Born in Panama 1937. Graduate of Rosemont College in Philadelphia as art major and history minor, studied in France, lived and worked in New York during the 1960ties and in Miami during the 1980ies. Since 1990 she returns to Panama. Other than painting she is an active promoter of the arts.
In the Panamanian pictorial panorama, Coqui Calderon has conquered a prominent position: she paints as a technical task of exploration and creativity that complexly evolves into succeeding phases; and, in a human analysis that has progressed through four decades, reveals a style reflective of her personal experience.

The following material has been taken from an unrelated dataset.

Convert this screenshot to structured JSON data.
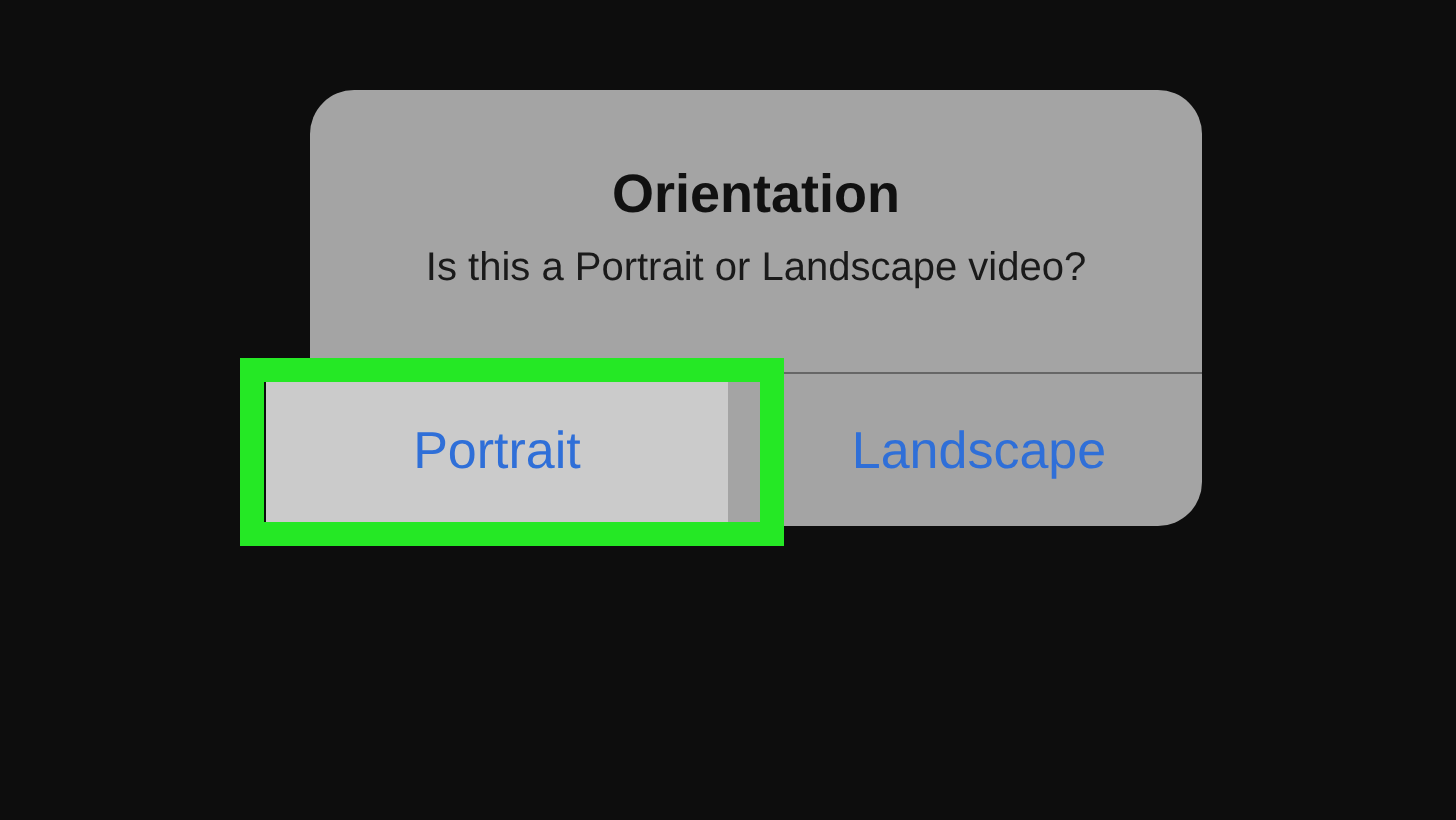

Her life has been dedicated to pictorial rationality, a mirror image of her journey through a profound analysis of her inner self. Initially figurative, she later becomes abstract, excelling in the mastery of composition with a marked emphasis on movement.
After her sojourn in Paris, and later in New York, movement emerges as the main characteristic of her work. From 1968 to 1980 she centers her activity in Panama. Later she moves to Miami, where during 1985-86 sh paints landscapes and still life in pastels and acrylics that in conjunction with their respective paper sketches enlighten her technical choice and enables the perception of the internal structure of her composition.
From 1985 to 1990 she makes a parenthesis in her theme to create a collection in acrylics and pastels that she titles "Protesta '85" ("Protest '85") and "Vientos de Furia" (Winds of Rage) which remain as a testimony of street demonstrations during the Panamanian crisis. In 1990 she returns to Panama where she resumes her thematic on the relationship between nature and human beings. An extremely painful loss provides a new dimension and questioning on human fragility and its environment.
In her latest painting we see the integration and strength of women in respect to nature, here, she is represented intertwined with woody vines of the tropical rain forest, a recurrent theme about the intimate relationship of the feminine figure surrounded nature or landscape as the center of interest of a complex composition.